Numa’s role as a religious leader was highly salient in the Augustan period. Whether or not he is figured on the Ara Pacis, he clearly was part of an Augustan story, and a look at St Augustine shows how sanitised the Augustan account is in comparison to the Varronian account of a hydromancer. And further back, Numa could be regarded as positively dangerous, as shown when his books are discovered and burnt in the early second century, a story perhaps influenced by the growing nervousness of Hellenistic monarchy.
But what made Numa especially open to this may have been the hints of Greekness through his association with Pythagoras, which was chronologically impossible but remained a key characteristic of his personality, and may date back to the moment where Rome and Tarentum, a key centre of Pythagoreanism, became significantly aware of each other. And that is – again – the fourth century BC.
This exercise shows how extraordinarily malleable and valuable the narrative of the kings was – certainly in the Augustan period, but also long before and long after. My contention is that this is not simply because of a fascination with origins, but because this is also, fundamentally, a story about power, how it should work, and what happens when it goes wrong. Archaic kingship is a laboratory for models of good and bad governance and one that remains pertinent long into the Byzantine period….

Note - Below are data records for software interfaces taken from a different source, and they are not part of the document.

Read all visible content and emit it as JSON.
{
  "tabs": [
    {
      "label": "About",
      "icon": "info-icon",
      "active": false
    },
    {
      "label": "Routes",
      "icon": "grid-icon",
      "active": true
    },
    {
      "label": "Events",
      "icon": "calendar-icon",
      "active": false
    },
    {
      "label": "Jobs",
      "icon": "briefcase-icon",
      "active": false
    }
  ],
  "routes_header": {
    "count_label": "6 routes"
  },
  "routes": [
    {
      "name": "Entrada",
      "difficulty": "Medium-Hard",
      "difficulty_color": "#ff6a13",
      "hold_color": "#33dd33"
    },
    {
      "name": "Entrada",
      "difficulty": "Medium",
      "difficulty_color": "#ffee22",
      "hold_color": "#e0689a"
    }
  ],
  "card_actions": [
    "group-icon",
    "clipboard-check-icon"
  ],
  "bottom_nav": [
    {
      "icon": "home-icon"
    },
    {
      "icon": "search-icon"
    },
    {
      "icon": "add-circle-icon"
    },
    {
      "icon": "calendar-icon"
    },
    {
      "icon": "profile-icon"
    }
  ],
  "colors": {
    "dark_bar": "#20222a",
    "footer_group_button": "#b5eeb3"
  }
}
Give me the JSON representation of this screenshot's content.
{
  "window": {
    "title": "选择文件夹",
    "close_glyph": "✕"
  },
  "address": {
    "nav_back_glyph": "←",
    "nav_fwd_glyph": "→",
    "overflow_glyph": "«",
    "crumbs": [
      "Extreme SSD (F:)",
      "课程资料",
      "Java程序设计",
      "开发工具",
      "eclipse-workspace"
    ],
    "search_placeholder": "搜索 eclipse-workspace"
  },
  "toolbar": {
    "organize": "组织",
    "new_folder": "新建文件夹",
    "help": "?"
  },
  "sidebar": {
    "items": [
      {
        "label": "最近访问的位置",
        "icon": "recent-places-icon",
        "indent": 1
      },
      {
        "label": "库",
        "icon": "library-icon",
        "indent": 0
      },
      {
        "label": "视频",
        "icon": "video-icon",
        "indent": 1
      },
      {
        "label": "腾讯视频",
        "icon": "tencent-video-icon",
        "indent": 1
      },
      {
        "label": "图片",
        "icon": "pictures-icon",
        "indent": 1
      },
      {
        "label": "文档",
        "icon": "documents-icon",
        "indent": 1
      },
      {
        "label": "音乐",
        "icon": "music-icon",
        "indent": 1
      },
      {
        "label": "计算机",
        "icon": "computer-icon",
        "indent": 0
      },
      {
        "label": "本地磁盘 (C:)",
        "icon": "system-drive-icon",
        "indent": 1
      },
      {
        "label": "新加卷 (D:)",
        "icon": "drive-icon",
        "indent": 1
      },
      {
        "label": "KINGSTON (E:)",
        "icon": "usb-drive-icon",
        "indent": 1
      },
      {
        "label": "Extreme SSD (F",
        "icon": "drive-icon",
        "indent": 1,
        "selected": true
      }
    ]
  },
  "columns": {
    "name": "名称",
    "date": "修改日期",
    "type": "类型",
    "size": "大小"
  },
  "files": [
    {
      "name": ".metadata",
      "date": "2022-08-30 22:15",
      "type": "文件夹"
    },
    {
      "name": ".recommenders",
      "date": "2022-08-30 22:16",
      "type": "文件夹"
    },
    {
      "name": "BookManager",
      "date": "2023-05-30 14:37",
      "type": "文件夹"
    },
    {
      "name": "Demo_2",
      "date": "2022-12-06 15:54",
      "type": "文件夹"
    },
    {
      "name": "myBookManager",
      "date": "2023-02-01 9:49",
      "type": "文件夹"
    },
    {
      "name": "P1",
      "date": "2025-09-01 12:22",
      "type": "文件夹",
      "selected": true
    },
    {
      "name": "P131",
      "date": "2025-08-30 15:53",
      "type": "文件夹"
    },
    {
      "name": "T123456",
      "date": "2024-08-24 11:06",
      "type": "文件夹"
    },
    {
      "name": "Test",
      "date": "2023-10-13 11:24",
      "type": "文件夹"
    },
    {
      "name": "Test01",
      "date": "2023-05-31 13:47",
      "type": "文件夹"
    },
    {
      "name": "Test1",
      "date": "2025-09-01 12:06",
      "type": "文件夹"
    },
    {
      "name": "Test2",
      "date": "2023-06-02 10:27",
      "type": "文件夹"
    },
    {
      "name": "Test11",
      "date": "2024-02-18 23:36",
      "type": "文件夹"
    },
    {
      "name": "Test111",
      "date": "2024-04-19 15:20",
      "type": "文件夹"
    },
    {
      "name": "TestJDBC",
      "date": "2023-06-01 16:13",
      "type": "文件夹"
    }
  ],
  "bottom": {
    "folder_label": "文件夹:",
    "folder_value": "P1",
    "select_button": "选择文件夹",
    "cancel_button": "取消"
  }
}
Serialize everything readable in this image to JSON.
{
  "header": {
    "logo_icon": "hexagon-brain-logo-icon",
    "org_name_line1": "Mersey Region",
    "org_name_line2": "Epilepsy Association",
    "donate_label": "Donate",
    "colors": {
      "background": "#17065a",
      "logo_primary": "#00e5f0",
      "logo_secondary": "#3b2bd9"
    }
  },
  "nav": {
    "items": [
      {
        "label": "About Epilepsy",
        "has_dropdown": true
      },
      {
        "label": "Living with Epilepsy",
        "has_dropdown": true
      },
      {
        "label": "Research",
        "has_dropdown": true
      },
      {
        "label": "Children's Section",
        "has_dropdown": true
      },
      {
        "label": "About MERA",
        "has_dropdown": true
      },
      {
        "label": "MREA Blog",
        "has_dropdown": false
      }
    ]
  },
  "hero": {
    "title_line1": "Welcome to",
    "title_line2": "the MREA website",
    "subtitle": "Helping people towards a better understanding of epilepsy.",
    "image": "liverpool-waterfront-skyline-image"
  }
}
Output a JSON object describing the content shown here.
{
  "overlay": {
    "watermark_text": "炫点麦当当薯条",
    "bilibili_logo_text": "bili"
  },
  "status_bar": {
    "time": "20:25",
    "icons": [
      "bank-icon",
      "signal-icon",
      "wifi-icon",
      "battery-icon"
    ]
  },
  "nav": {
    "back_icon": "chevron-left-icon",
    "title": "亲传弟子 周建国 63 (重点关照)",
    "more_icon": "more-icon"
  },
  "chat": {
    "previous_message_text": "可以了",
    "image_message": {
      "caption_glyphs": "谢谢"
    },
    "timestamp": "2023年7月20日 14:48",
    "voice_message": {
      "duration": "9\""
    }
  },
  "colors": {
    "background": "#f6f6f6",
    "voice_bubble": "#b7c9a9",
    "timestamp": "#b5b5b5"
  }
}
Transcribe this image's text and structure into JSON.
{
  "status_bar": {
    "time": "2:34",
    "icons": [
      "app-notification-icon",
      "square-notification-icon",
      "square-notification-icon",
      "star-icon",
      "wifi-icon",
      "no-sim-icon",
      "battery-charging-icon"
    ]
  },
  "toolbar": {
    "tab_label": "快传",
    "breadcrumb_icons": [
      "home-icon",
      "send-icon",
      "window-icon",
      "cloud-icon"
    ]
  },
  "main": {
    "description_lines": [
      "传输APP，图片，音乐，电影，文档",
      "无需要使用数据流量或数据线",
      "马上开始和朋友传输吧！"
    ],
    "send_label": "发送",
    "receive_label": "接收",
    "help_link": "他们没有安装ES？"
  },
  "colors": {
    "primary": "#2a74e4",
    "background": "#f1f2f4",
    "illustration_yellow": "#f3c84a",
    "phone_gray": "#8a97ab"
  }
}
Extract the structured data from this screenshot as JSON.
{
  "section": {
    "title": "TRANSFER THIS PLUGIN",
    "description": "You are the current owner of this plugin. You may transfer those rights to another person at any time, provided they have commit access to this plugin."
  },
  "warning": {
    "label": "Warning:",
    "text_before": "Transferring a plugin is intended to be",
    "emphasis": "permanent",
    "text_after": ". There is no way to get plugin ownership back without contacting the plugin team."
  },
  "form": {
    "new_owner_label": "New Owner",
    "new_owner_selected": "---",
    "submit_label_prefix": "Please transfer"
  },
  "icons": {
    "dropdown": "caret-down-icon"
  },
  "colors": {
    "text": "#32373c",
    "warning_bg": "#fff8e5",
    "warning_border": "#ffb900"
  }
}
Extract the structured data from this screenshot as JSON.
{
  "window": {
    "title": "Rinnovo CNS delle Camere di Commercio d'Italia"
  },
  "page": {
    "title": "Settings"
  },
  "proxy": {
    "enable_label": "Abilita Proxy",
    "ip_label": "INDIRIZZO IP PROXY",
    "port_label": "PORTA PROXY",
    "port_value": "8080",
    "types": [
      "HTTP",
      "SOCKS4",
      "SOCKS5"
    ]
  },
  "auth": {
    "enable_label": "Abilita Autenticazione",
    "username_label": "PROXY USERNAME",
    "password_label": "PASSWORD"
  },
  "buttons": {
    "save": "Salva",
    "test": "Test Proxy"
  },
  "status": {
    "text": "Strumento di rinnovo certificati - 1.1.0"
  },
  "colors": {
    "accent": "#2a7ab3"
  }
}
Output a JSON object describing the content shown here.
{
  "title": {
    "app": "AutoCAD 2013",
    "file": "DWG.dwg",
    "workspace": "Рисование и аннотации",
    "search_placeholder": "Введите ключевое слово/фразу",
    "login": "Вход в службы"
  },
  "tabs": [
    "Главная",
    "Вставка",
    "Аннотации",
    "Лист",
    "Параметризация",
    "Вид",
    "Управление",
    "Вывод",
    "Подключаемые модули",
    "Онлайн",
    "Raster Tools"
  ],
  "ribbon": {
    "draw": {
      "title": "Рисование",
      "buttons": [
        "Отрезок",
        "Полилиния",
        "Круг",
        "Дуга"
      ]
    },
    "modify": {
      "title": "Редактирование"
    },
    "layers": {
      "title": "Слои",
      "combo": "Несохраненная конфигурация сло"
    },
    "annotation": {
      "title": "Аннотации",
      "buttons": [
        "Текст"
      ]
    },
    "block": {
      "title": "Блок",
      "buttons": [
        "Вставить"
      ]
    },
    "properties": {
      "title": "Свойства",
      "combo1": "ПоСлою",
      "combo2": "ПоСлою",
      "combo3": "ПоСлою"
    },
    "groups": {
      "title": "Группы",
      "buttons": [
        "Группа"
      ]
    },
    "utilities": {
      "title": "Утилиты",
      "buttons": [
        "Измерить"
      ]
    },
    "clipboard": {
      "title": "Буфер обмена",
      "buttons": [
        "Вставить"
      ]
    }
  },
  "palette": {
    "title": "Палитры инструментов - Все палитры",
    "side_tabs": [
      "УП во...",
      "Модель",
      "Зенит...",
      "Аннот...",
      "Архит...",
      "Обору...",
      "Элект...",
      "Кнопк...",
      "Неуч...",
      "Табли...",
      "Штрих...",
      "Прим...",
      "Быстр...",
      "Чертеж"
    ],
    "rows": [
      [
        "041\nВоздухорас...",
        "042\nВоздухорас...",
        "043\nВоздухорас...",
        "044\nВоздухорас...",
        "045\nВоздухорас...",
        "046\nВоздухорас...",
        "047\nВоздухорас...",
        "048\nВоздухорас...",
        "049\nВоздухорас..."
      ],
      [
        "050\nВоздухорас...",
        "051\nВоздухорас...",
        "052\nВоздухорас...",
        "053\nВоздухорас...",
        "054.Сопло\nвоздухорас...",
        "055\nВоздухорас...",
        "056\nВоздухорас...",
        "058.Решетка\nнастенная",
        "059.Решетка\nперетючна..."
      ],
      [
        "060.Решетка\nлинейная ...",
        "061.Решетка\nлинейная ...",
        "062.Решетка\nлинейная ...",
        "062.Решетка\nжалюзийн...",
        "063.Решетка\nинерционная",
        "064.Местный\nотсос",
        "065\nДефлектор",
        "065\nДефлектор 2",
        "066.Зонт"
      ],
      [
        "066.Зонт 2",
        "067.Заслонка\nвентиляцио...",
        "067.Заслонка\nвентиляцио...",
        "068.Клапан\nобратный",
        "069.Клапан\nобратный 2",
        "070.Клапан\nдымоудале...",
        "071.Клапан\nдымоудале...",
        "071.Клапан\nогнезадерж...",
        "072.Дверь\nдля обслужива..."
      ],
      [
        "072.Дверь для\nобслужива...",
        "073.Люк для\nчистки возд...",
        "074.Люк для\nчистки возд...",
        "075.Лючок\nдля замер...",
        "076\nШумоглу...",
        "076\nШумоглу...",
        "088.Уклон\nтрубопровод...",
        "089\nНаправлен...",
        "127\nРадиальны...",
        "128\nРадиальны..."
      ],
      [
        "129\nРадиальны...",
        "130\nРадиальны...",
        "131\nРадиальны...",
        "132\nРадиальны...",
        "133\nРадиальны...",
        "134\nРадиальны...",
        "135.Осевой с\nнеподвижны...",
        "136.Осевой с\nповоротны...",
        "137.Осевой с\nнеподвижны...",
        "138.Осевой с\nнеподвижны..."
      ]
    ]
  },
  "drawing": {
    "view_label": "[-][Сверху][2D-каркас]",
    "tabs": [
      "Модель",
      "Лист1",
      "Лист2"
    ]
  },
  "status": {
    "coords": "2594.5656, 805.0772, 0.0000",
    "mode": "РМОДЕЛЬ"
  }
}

6. Theories of sovereignty
… And beyond. The Roman king is one model for how sovereignty works, and there have been few more significant concepts in political thought, and few that are more relevant today.
The narrative of Roman kingship is, I think, a hidden subtext behind many post-Machiavellian accounts of sovereignty. As we begin to find different sorts of prehistories for the model which Bodin and Hobbes introduce, the notion of the king and of maiestas which had been passed on from the Roman period appear more rather than less relevant.
However it is the narrative which was followed, one which led to the undivided rule of the emperor, and not the more nuanced and complicated picture which has emerged from our enquiries. Indivisible sovereignty has little if no place in the world of the stranger and dying king. As we locate the notions of sovereignty in their time and place, and trace their antecedents, we realise that as an argument it is contingent and period-specific, not an immutable principle.
Coming closer to our own day, as I have argued elsewhere in this blog, our notions of sovereignty are dangerously static, dangerously focused on the nation-state, and by proposing that they emerge once and for all between the wars of religion and the treaty of Westphalia, neglect the other possibilities of more negotiated and open models of power and discourse which could flow from re-readings of at least one part of our common past: the archaic Roman kings.